Amos 7:7-15, Psalm 85:8-13, Ephesians 1:3-14, Mark 6:14-29
Several years ago Stephanie and I went into Boston to see Blue Man Group. It was a lot of silly fun, watching three men do all sorts of strange things, but what makes them stand out is their faces and necks are painted bright blue. But here’s a thought: if everything on stage and in the audience was the same color as Blue Man Group’s faces, could you see them? If the print in a book is the same color as the page it sits on, could you read it? Continue reading →
Ezekiel 2:1-5, Psalm 123, 2 Corinthians 12:2-10, Mark 6:1-13
“And Jesus could do no deed of power there, except that he laid his hands on a few sick people and cured them. And he was amazed at their unbelief.” Forgetting the caveat of a few sick people getting healed, we need to sit a moment with the admission that “Jesus could do no deed of power there.” We need to sit with it in order to let it correct our view of who Jesus is. The citizens of Nazareth watched him grow up, learning to be a “tekton”, the Greek word that is traditionally translated “carpenter”, but is better translated construction worker. Jesus grew up as a construction worker in a village of 300 people, who are no longer capable of being surprised by him.Continue reading →
Wisdom of Solomon 1:13-15; 2:23-24, Lamentations 3:21-33, 2 Corinthians 8:7-15, Mark 5:21-43
What do you remember from high school? For me the day by day grind is largely forgotten, but certain moments, some quite trivial, are with me still. I think of 9th grade when I attended our school’s production of “The Miracle Worker”, the play about the young, blind and deaf, Helen Keller and her teacher, Anne Sullivan, who works to connect Helen to the world in a new way. The breakthrough scene is when Anne Sullivan is spelling with her fingers the word “water” on Helen’s palm, while Helen’s other hand is under a stream of water and Helen makes the connection between the two. She then exhausts Anne demanding to know the word for everything. Continue reading →
Job 38:1-11, Psalm 107:1-3, 23-32, 2 Corinthians 6:1-13, Mark 4:35-41

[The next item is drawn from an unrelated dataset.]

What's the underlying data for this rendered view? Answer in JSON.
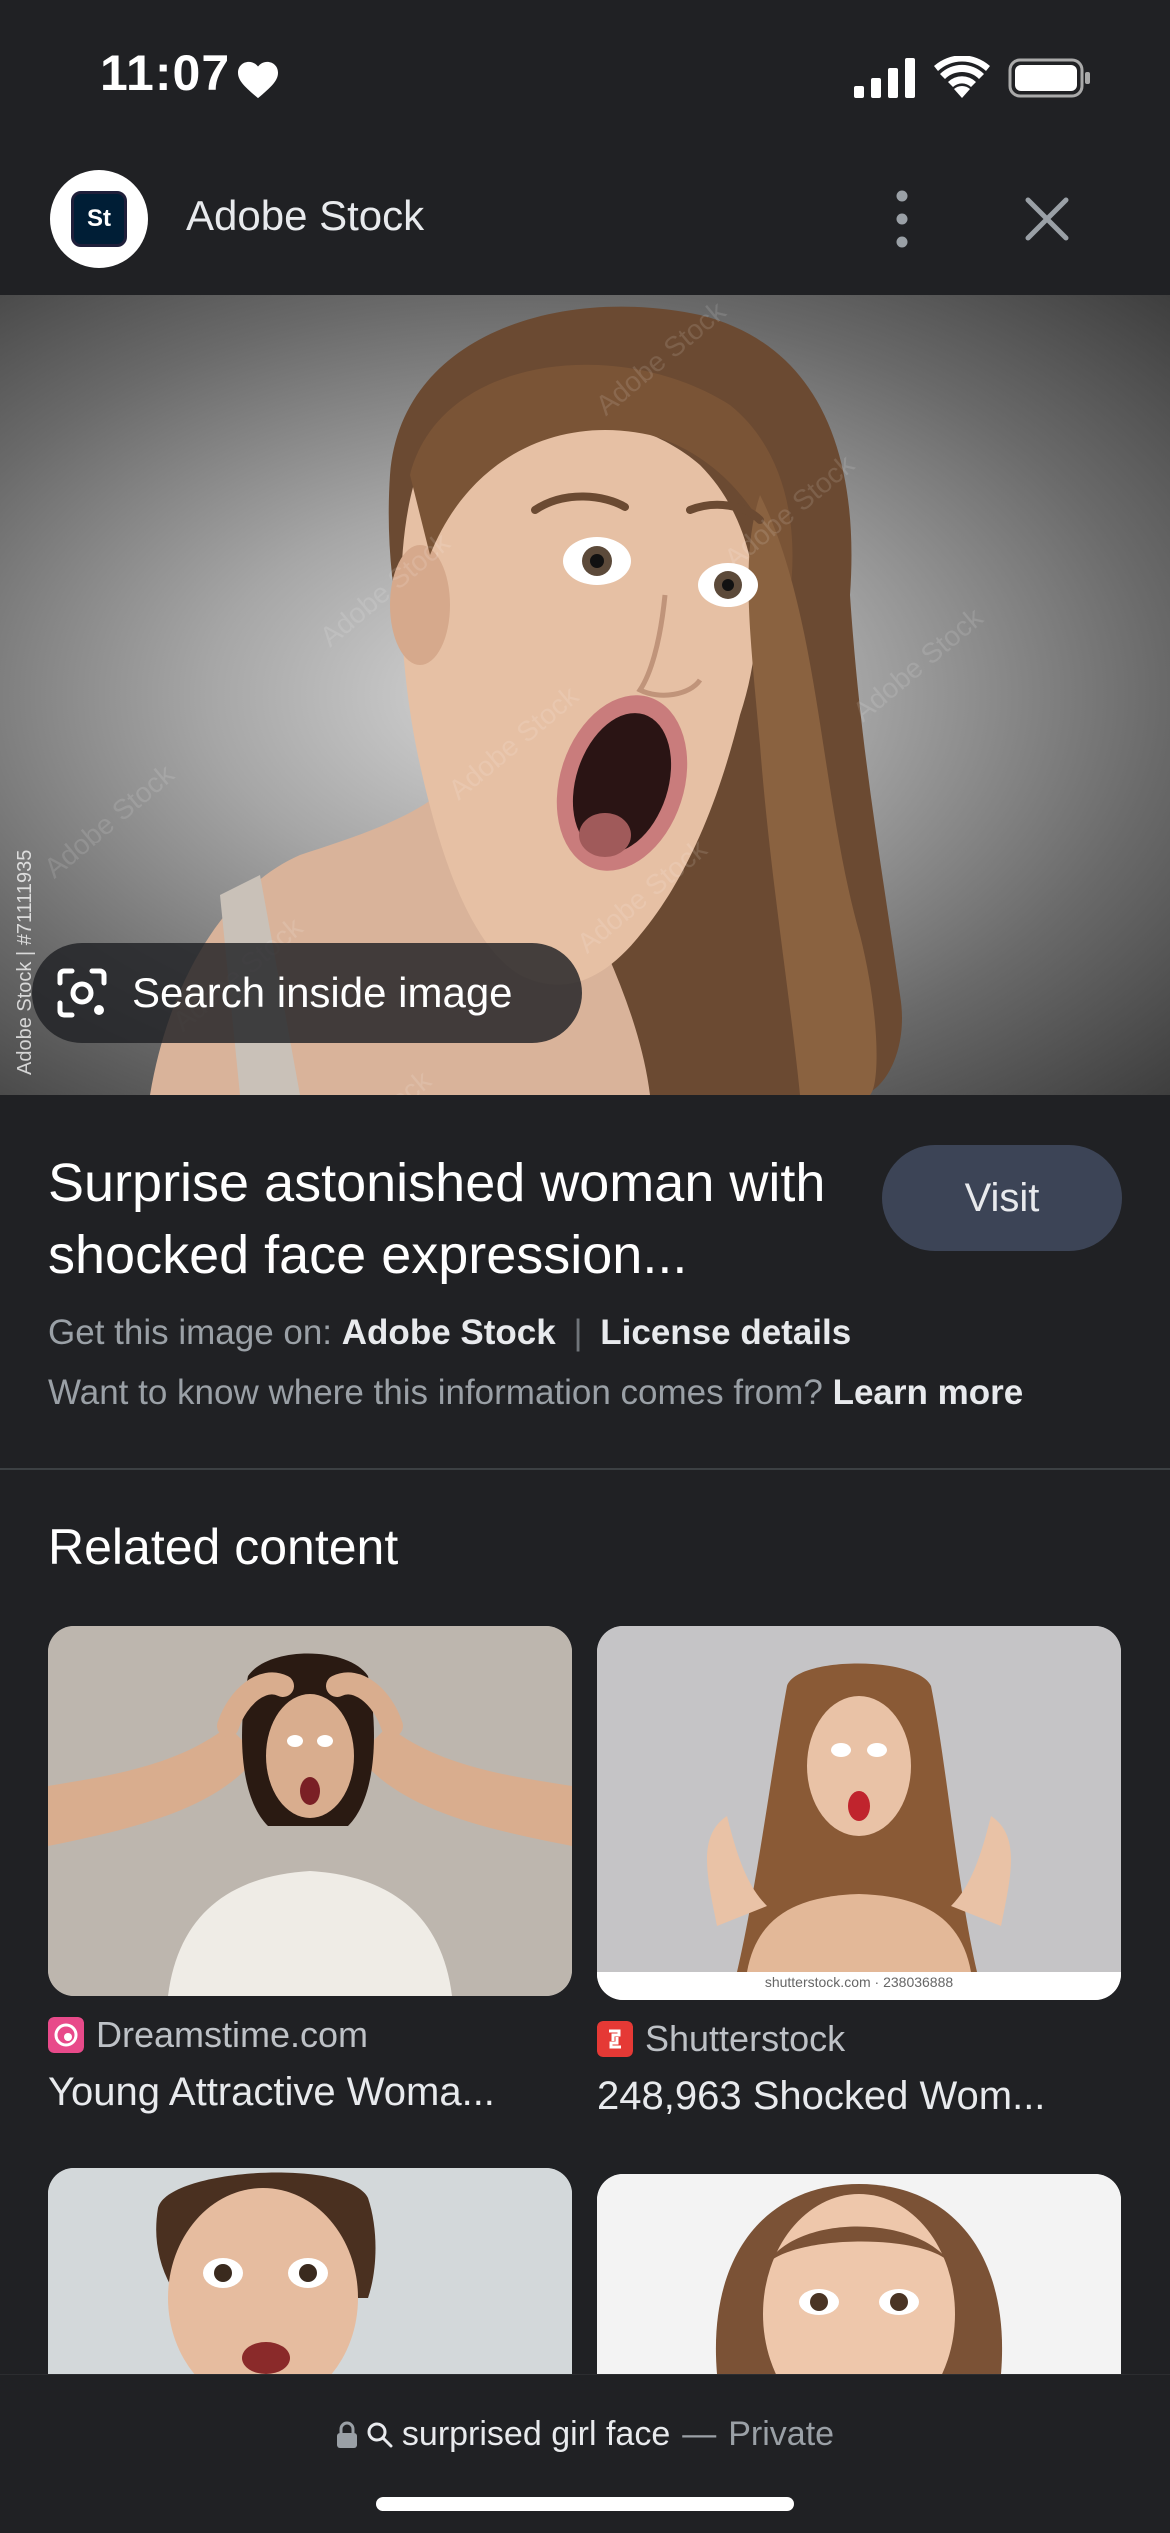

The disciples are on a night journey across a lake which is 13 miles long and 8 miles wide. Its maximum depth is 141 feet. It’s a gorgeous night with a light breeze and no clouds. The stars are overwhelmingly beautiful. Most of the disciples can’t swim but Peter, Andrew, James, and John, who are professional fishermen and who often fished at night, will keep them safe. Even Jesus feels safe enough to take a nap. Continue reading →

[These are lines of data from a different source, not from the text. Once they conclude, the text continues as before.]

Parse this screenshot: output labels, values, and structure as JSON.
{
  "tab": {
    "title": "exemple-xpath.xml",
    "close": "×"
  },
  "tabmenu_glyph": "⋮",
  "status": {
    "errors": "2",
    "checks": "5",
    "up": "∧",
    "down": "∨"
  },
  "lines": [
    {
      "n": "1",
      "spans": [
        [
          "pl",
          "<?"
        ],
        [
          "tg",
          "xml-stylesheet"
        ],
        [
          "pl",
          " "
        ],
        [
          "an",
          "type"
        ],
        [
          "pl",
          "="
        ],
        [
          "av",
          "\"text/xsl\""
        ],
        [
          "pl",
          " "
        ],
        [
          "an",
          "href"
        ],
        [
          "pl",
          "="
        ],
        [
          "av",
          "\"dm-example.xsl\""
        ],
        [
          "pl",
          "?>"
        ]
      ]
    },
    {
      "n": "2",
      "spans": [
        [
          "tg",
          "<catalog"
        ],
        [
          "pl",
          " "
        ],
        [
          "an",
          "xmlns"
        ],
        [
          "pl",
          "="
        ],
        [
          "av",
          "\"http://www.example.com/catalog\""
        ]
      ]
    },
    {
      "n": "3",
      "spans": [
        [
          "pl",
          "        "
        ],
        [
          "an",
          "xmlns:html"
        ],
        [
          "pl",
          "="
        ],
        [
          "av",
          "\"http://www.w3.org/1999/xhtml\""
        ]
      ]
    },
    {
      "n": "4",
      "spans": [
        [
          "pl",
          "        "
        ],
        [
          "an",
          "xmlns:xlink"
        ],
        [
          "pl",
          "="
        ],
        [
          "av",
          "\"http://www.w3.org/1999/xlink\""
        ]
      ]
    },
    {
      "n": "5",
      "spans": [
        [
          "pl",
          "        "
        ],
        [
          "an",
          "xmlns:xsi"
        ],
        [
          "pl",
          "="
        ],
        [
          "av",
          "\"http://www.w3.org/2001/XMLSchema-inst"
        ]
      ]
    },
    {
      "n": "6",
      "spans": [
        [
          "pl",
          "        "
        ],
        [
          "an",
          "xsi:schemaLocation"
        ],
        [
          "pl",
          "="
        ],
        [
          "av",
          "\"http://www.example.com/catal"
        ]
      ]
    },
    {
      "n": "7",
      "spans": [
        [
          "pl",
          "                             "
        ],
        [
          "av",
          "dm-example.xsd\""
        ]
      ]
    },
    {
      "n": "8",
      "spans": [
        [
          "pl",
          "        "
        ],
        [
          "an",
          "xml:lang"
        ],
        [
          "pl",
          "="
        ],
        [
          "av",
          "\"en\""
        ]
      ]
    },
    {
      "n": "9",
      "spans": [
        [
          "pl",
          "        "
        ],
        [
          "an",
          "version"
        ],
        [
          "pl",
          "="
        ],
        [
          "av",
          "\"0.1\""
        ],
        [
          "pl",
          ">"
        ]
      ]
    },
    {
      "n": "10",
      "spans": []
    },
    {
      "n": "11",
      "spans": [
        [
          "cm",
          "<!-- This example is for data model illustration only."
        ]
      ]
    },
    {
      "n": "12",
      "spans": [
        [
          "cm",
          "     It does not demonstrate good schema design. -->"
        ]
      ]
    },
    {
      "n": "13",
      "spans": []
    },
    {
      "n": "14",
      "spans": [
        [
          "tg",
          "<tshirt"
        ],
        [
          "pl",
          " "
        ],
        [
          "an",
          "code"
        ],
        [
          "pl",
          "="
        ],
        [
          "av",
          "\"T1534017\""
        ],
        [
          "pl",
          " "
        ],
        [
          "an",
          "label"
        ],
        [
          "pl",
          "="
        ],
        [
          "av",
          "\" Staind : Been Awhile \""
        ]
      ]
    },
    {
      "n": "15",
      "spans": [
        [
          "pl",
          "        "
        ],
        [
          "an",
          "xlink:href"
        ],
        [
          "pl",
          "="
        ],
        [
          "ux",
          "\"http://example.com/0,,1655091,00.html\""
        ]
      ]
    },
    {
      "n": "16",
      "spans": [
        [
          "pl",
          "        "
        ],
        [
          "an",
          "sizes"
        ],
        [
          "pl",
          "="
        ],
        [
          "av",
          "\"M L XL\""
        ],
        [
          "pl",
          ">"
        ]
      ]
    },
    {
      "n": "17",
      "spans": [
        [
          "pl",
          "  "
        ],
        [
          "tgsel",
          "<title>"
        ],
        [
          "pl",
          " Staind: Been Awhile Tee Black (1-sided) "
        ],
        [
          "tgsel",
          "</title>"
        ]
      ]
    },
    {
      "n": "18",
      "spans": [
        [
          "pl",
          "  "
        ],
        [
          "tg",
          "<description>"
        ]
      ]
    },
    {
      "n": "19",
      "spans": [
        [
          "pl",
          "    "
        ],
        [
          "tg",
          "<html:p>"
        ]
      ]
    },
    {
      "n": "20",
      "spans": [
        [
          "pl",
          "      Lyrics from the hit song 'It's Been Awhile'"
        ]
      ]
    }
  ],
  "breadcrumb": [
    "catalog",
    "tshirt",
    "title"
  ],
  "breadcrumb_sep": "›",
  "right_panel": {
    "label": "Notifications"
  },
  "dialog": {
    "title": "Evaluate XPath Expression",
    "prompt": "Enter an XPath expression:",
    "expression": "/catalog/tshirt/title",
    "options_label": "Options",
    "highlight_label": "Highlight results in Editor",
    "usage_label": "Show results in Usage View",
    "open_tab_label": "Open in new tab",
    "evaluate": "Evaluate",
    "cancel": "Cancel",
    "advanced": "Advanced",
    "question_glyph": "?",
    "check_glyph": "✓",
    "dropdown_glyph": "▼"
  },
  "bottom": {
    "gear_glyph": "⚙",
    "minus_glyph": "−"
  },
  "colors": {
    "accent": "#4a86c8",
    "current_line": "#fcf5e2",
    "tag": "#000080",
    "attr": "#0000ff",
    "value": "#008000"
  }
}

Ezekiel 17:22-24, Psalm 92:1-4,11-14, 2 Corinthians 5:6-10,[11-13],14-17, Mark 4:26-34
In 1996, eleven years after moving to Eastern North Carolina on the Pamlico River, I experienced my first big hurricane. The coast had avoided hurricanes for a number of years so mostly folks were not too worried as Hurricane Bertha headed our way. They did what they needed to do—like what folks do up here—bring in lawn furniture, get their boats out of the water, and move their cars to higher ground. We’d done all that so we joined our neighbors in a hurricane party the night of the storm. It was great fun—lots of libations and laughter, until the river started rising and water came flooding into the basement. Continue reading →

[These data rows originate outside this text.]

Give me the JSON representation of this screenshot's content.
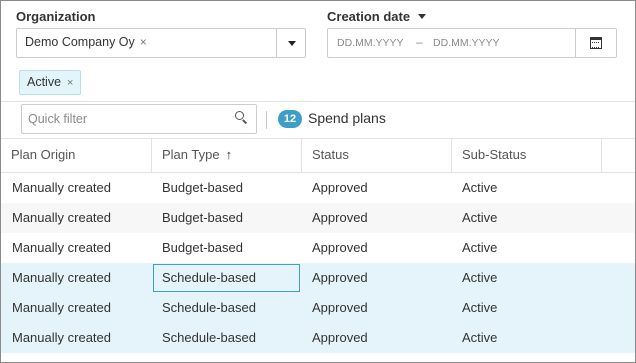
{
  "filters": {
    "organization_label": "Organization",
    "organization_chip": "Demo Company Oy",
    "chip_remove_glyph": "×",
    "dropdown_icon": "chevron-down-icon",
    "creation_date_label": "Creation date",
    "date_from_placeholder": "DD.MM.YYYY",
    "date_separator": "–",
    "date_to_placeholder": "DD.MM.YYYY",
    "calendar_icon": "calendar-icon",
    "status_chip": "Active"
  },
  "toolbar": {
    "quick_filter_placeholder": "Quick filter",
    "search_icon": "search-icon",
    "count": "12",
    "count_label": "Spend plans"
  },
  "grid": {
    "columns": [
      {
        "label": "Plan Origin",
        "sort": ""
      },
      {
        "label": "Plan Type",
        "sort": "↑"
      },
      {
        "label": "Status",
        "sort": ""
      },
      {
        "label": "Sub-Status",
        "sort": ""
      }
    ],
    "rows": [
      {
        "origin": "Manually created",
        "type": "Budget-based",
        "status": "Approved",
        "substatus": "Active"
      },
      {
        "origin": "Manually created",
        "type": "Budget-based",
        "status": "Approved",
        "substatus": "Active"
      },
      {
        "origin": "Manually created",
        "type": "Budget-based",
        "status": "Approved",
        "substatus": "Active"
      },
      {
        "origin": "Manually created",
        "type": "Schedule-based",
        "status": "Approved",
        "substatus": "Active"
      },
      {
        "origin": "Manually created",
        "type": "Schedule-based",
        "status": "Approved",
        "substatus": "Active"
      },
      {
        "origin": "Manually created",
        "type": "Schedule-based",
        "status": "Approved",
        "substatus": "Active"
      }
    ]
  },
  "colors": {
    "accent": "#3d9fc7",
    "selected_row": "#e5f4fa",
    "chip_bg": "#e3f4fa"
  }
}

Genesis 3:8-15, Psalm 130, 2 Corinthians 4:13-5:1, Mark 3:20-35
One day when I was ten, my parents told me not to ride my bike to an near-by neighborhood where some of my friends lived. But, of course, that’s exactly what I did and once I got back I heard my parents searching for me, surely to punish me for my transgression, so I slide under my bed determined to hide until this thing blows over. Continue reading →